Of course, the eyes project outward, yet to stay in this state of Yoga, we use the gaze and focus it inward. This contains the vision and keeps the united quality of your practice- the heart essence! This intensifies your concentration, in order to expand it beyond what the eye can see in all aspects of your practice. Just as Pranayama can do in the same way with the breath, by restricting it in order to expand it.
If you are becoming absent and gazing in to space during practice, focus the eyes and likewise if you are closing them and getting too internal, open the eyes and refocus and see what energy shifts for you to stay in a state of one-pointed concentration that keeps you connected to the unity of your practice. That allows you to see beyond what the eyes can see and unite with something beyond the dimensional reality.

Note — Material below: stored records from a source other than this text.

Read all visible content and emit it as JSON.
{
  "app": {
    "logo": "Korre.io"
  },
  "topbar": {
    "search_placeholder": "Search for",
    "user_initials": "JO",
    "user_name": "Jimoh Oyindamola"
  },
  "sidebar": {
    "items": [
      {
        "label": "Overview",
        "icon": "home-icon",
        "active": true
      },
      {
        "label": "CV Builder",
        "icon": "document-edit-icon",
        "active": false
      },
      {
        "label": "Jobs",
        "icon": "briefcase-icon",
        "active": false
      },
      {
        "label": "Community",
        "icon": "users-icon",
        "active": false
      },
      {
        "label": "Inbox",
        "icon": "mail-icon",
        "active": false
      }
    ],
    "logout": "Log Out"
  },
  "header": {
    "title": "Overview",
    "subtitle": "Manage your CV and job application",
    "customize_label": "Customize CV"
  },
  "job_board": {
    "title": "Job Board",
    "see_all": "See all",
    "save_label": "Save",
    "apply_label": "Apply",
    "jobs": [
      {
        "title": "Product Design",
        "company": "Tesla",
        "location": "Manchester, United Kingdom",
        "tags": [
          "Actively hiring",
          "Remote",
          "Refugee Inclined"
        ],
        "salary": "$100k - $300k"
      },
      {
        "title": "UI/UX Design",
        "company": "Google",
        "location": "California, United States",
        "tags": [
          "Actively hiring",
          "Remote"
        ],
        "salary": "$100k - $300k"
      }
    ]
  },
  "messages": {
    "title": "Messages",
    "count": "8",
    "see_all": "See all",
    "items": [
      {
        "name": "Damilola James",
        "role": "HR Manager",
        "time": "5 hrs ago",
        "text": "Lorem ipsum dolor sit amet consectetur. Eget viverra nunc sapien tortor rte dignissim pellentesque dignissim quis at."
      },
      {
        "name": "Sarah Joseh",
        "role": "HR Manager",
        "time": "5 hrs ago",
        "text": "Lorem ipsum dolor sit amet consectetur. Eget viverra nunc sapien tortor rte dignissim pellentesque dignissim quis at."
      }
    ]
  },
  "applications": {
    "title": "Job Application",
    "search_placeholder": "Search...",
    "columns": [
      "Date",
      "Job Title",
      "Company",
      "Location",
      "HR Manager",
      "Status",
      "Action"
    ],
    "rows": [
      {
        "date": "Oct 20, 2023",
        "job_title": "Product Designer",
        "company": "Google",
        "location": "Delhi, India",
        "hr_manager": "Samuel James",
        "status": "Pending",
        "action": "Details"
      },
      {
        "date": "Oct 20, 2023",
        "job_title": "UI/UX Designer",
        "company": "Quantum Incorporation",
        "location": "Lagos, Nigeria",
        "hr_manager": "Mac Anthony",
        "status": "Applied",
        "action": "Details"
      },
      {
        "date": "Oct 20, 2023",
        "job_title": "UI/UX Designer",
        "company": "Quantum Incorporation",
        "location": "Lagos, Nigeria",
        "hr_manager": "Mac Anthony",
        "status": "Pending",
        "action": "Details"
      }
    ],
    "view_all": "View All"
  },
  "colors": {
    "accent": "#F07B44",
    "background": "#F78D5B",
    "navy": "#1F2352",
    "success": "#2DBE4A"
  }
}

I went to see the new Blade Runner film at the Watershed last week, and I have to admit that it wasn't quite my kind of film, it didnt captivate me... however, what I loved and have come to see the link with in regards to my thinking and practice of Yoga on and off the mat this week, was the concept of vision! It empowered in me to connect, in my Yoga practice, the potential of multidimensional qualities and to transcend my reality, away from simply 'seeing' life in one way but to be more open to many dimensions. This quote by Sharon Gannon demonstrates this...
"Space is curved, so if you had a telescope that was strong enough, you could gaze through it and see the back of your head in the lens. Indeed, if this telescope were also capable of special X-ray vision, you could see right through the back of your own head into vision itself."
So essentially, normal vision separates, as it is linear and objective, whereas gazing creates the sense of sameness and the inseparable and is open and united. This is Yoga. Oneness.
The eyes are our tools, to translate these qualities and aspects of practice, again and again, they play a part in our method of yoga. An essential part!
When you go about your day to day, when you make connections with people, places, and so on, witness your eye gaze, what is it doing? If you shift it from 'Looking' to 'Gazing', what happens? There is a time for looking, this time isn't during Yoga.
In yoga, when finding the ability to maintain the appropriate gaze points, united with a steady flow of breath, you can begin to feel how you can detach from any efforting and stay more focused in the mind and your body. That steady sthiram quality arises and you can maintain your dharana.
Just like magic, see this translate off the mat as you also develop the ability to detach from your anger, fear, and all emotional states that prevent you from your Sukham, softness, kindness.
On the mat this week, lets explore gazing, containing and manifesting the qualities of unity and kindness- lets learn to visualise our world in a multidimensional way.
Be here, now.
Tuesday PM 19:30-21:00 Matter Wholefoods, BS5
Wednesday AM 10:00-11:30 Yogasara, BS6